Cardinal Kim Sou-hwan's funeral is now past, but one of the interesting things about his passing is this:
The posthumous cornea donation by Cardinal Stephen Kim Sou-hwan has inspired many Koreans to sign up as organ donors.As a result of his example, many more people are registering to donate organs, and, perhaps being influenced by this, the government wants to make it easier to declare someone brain dead in order to get more organs to people on waiting list. As the latter article notes, "A shortage of organ donations has been a chronic problem in Korea," something that I looked at briefly here, so one hopes the effect of the late cardinal's example is a lasting one.
Dr. Joo Choun-ki of Kangnam St. Mary’s Hospital, who performed the procedure and examined the corneas, said Kim had cataract surgery in 2001 but his corneas were good for transplantation. Two people at the top of the waitlist received a cornea each.
Regarding his funeral, a Korea Times article asked, "Have We Mourned Like This Before?" The answer is, of course, yes. The most recent example would be this, from a year ago:
Of course, the masses of people who came here were paying their respects to a building, not a personthis article (and others), which suggested Park and Kim Ku (whose 1949 funeral can be seen here) as precedents. It also suggested a third person, and the first that came to mind for me.
Park Geun-hye's graduation from (the Catholic) Sungshin High School.
In the center of the above photo, standing next to her husband Park Chung-hee, is Yuk Yeong-su, the first lady. Here are some photos of her from a book I found at Yonsei University Library a few years ago:
She has been described as being "widely revered," and the photos above may suggest why.
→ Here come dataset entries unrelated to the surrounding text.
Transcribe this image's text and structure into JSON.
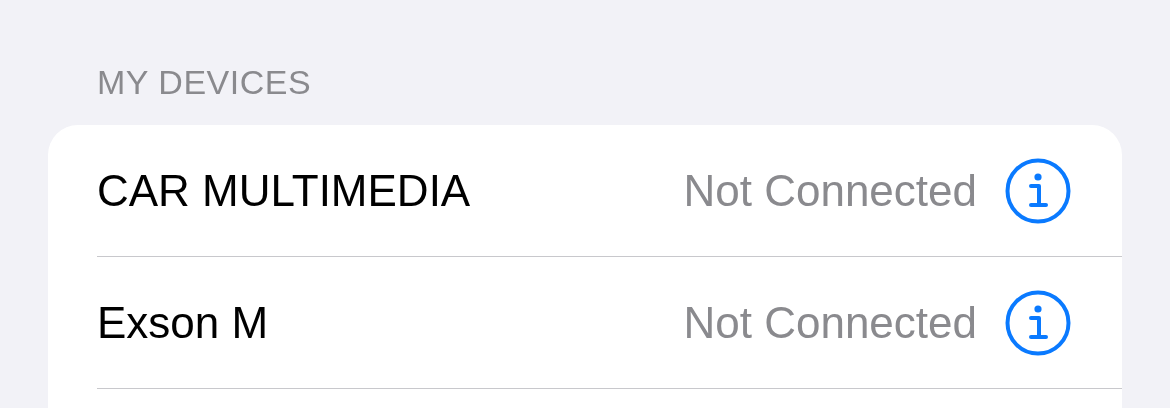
{
  "section": {
    "header": "MY DEVICES"
  },
  "devices": [
    {
      "name": "CAR MULTIMEDIA",
      "status": "Not Connected"
    },
    {
      "name": "Exson M",
      "status": "Not Connected"
    }
  ]
}
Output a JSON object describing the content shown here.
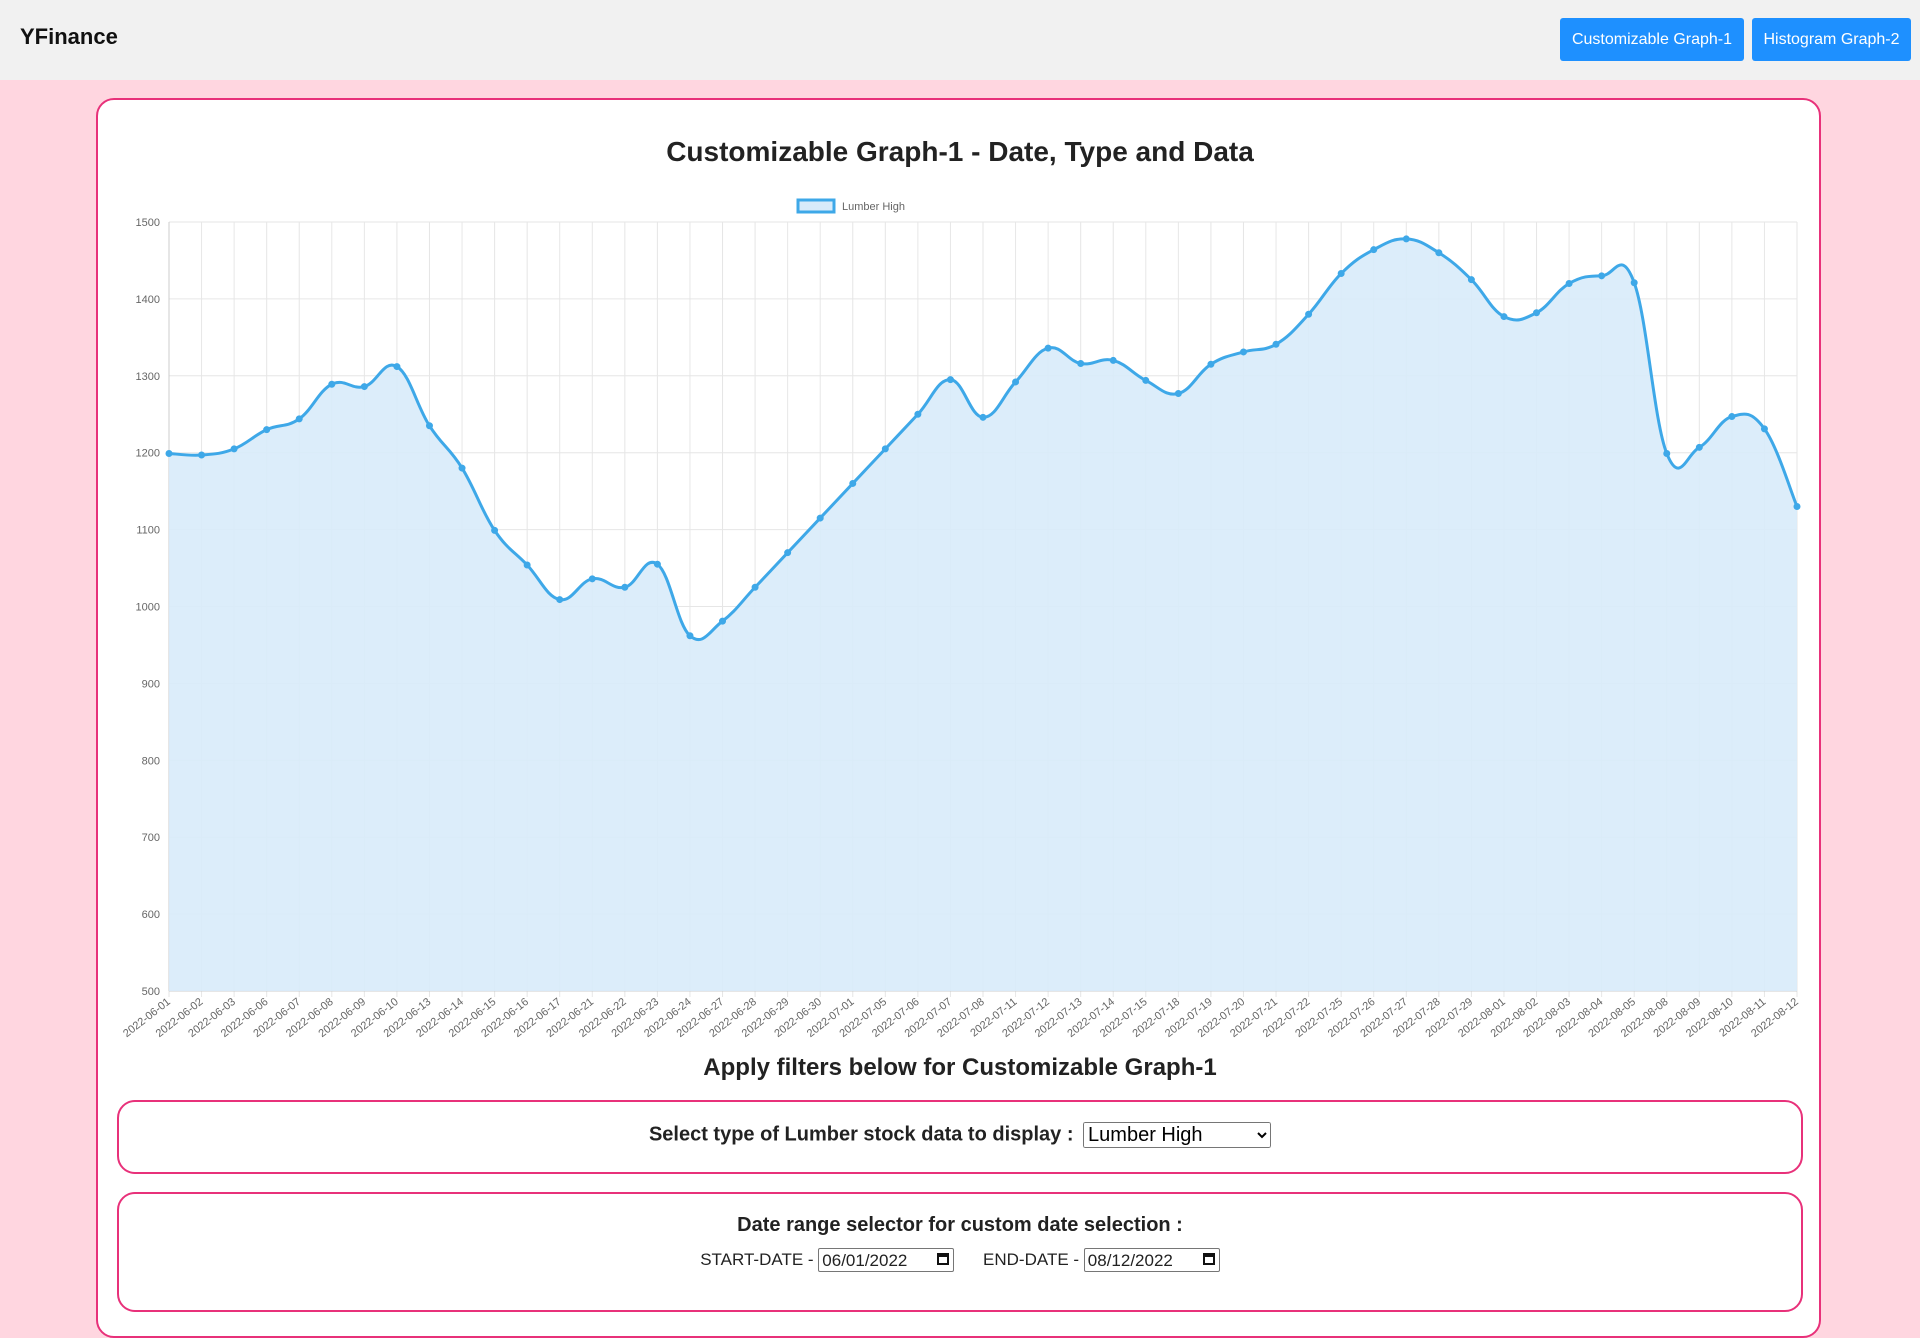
{
  "app": {
    "brand": "YFinance"
  },
  "nav": {
    "buttons": [
      {
        "label": "Customizable Graph-1"
      },
      {
        "label": "Histogram Graph-2"
      }
    ]
  },
  "page": {
    "title": "Customizable Graph-1 - Date, Type and Data",
    "filters_title": "Apply filters below for Customizable Graph-1"
  },
  "type_filter": {
    "label": "Select type of Lumber stock data to display :",
    "selected": "Lumber High"
  },
  "date_filter": {
    "title": "Date range selector for custom date selection :",
    "start_label": "START-DATE -",
    "start_value": "06/01/2022",
    "end_label": "END-DATE -",
    "end_value": "08/12/2022"
  },
  "colors": {
    "accent": "#1e90ff",
    "border": "#e8317a",
    "background": "#ffd6e0",
    "line": "#3ea8e8",
    "fill": "#d8ebfa"
  },
  "chart_data": {
    "type": "area",
    "legend": [
      "Lumber High"
    ],
    "legend_position": "top",
    "grid": true,
    "ylim": [
      500,
      1500
    ],
    "yticks": [
      500,
      600,
      700,
      800,
      900,
      1000,
      1100,
      1200,
      1300,
      1400,
      1500
    ],
    "x": [
      "2022-06-01",
      "2022-06-02",
      "2022-06-03",
      "2022-06-06",
      "2022-06-07",
      "2022-06-08",
      "2022-06-09",
      "2022-06-10",
      "2022-06-13",
      "2022-06-14",
      "2022-06-15",
      "2022-06-16",
      "2022-06-17",
      "2022-06-21",
      "2022-06-22",
      "2022-06-23",
      "2022-06-24",
      "2022-06-27",
      "2022-06-28",
      "2022-06-29",
      "2022-06-30",
      "2022-07-01",
      "2022-07-05",
      "2022-07-06",
      "2022-07-07",
      "2022-07-08",
      "2022-07-11",
      "2022-07-12",
      "2022-07-13",
      "2022-07-14",
      "2022-07-15",
      "2022-07-18",
      "2022-07-19",
      "2022-07-20",
      "2022-07-21",
      "2022-07-22",
      "2022-07-25",
      "2022-07-26",
      "2022-07-27",
      "2022-07-28",
      "2022-07-29",
      "2022-08-01",
      "2022-08-02",
      "2022-08-03",
      "2022-08-04",
      "2022-08-05",
      "2022-08-08",
      "2022-08-09",
      "2022-08-10",
      "2022-08-11",
      "2022-08-12"
    ],
    "series": [
      {
        "name": "Lumber High",
        "values": [
          1199,
          1197,
          1205,
          1230,
          1244,
          1289,
          1286,
          1312,
          1235,
          1180,
          1099,
          1054,
          1009,
          1036,
          1025,
          1055,
          962,
          981,
          1025,
          1070,
          1115,
          1160,
          1205,
          1250,
          1295,
          1246,
          1292,
          1336,
          1316,
          1320,
          1294,
          1277,
          1315,
          1331,
          1341,
          1380,
          1433,
          1464,
          1478,
          1460,
          1425,
          1377,
          1382,
          1420,
          1430,
          1421,
          1199,
          1207,
          1247,
          1231,
          1130
        ]
      }
    ]
  }
}
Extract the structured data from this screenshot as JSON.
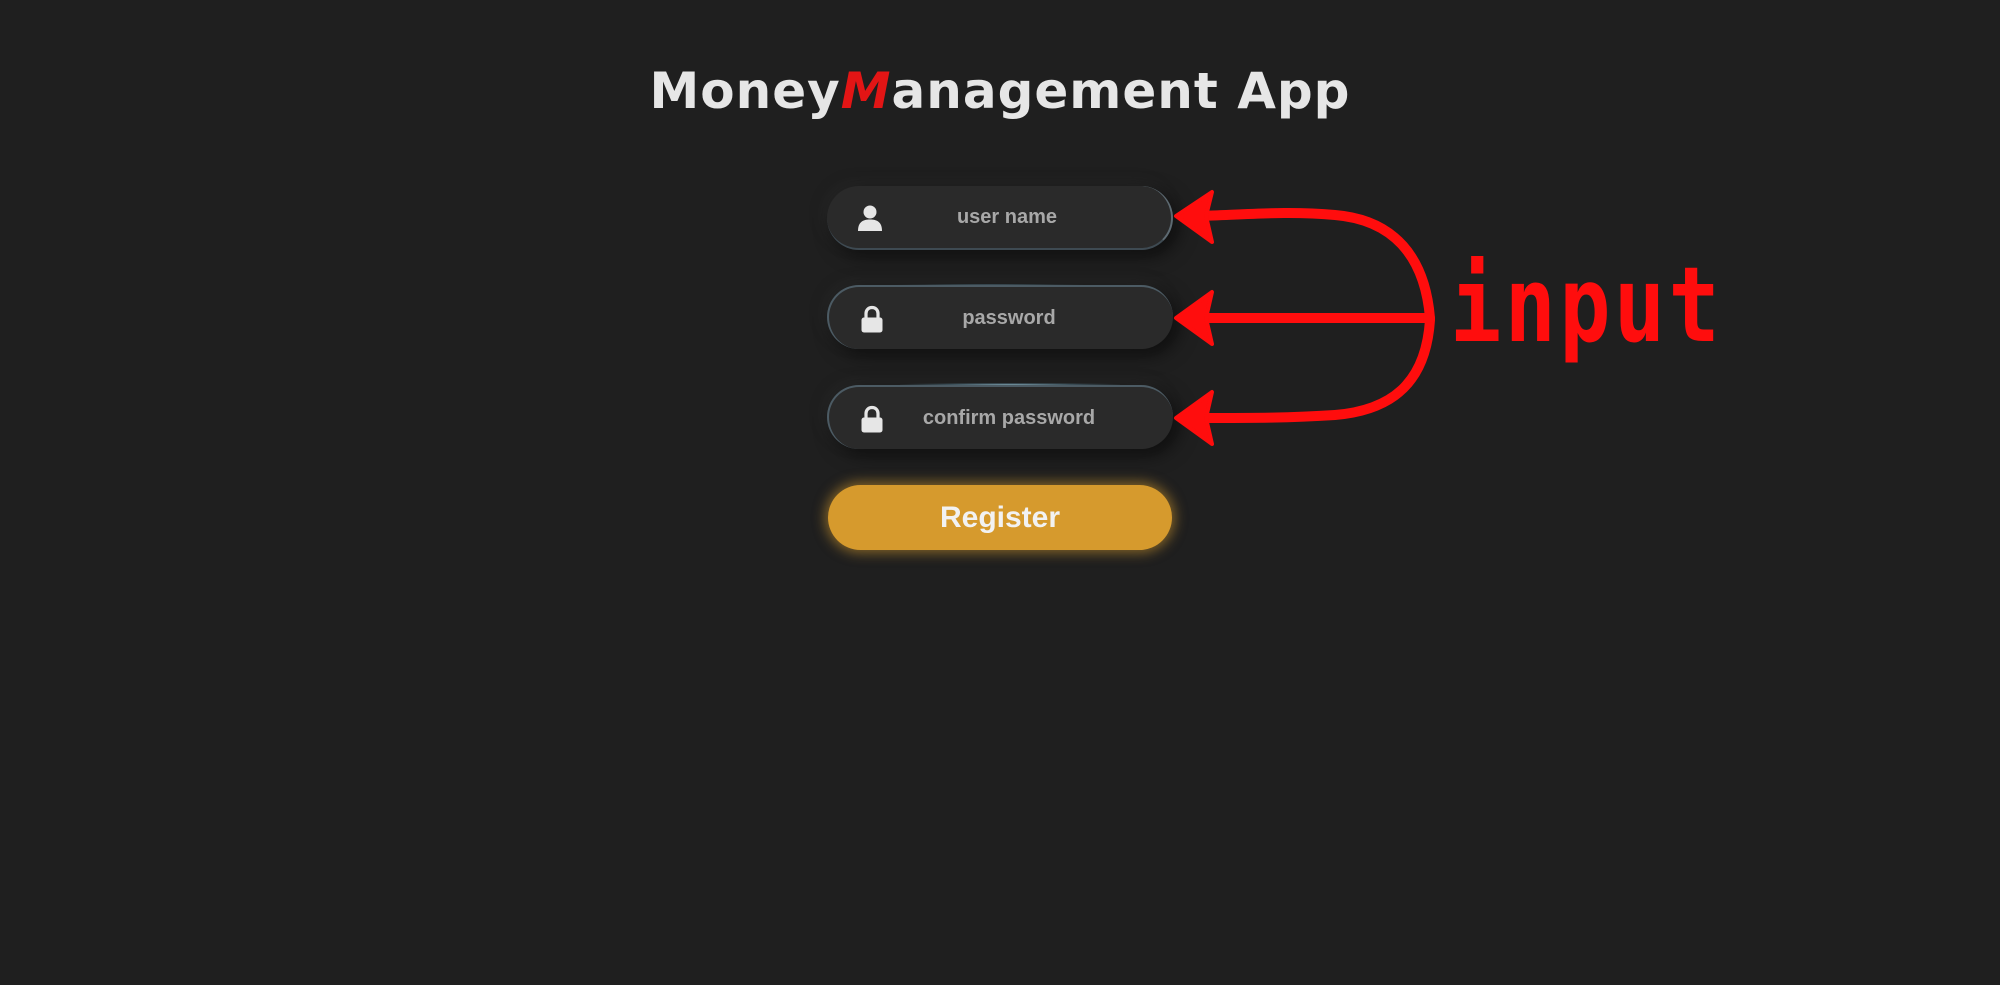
{
  "app": {
    "title_parts": [
      "Money ",
      "M",
      "anagement App"
    ]
  },
  "form": {
    "username": {
      "placeholder": "user name",
      "icon": "user-icon"
    },
    "password": {
      "placeholder": "password",
      "icon": "lock-icon"
    },
    "confirm_password": {
      "placeholder": "confirm password",
      "icon": "lock-icon"
    },
    "register_label": "Register"
  },
  "annotation": {
    "label": "input",
    "color": "#ff0d0d"
  },
  "colors": {
    "background": "#1f1f1f",
    "field_bg": "#2a2a2a",
    "accent_button": "#d69a2d",
    "title_accent": "#e31515"
  }
}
On August 15, 1974, she accompanied her husband who was giving an Independence Day speech.
As you saw, Park's speech was interrupted by Mun Se-gwang, a Korean resident of Japan, who fired shots at him. Park ducked behind the bulletproof podium and as shots were exchanged between Mun and security, his wife was hit.
(Photo from here)
She died later that evening. Also killed by a ricocheting bullet was high school student Jang Bong-hwa. As can be seen in the video, her funeral was attended by thousands of people.
The western media often referred to Park as being 'tough', and in the video it's not hard to see why, as he stepped up and continued his speech.
What I like about the above photo is that it reminds you that, yes, he was not some mythical figure (despite the arguments of those who like to posthumously canonize or crucify him), but very human.
Other photos of Yuk Yeong-su, in her childhood or with her husband can be found here and here.
One wonders, however, what Park would have thought of people referring to him as "몸짱!"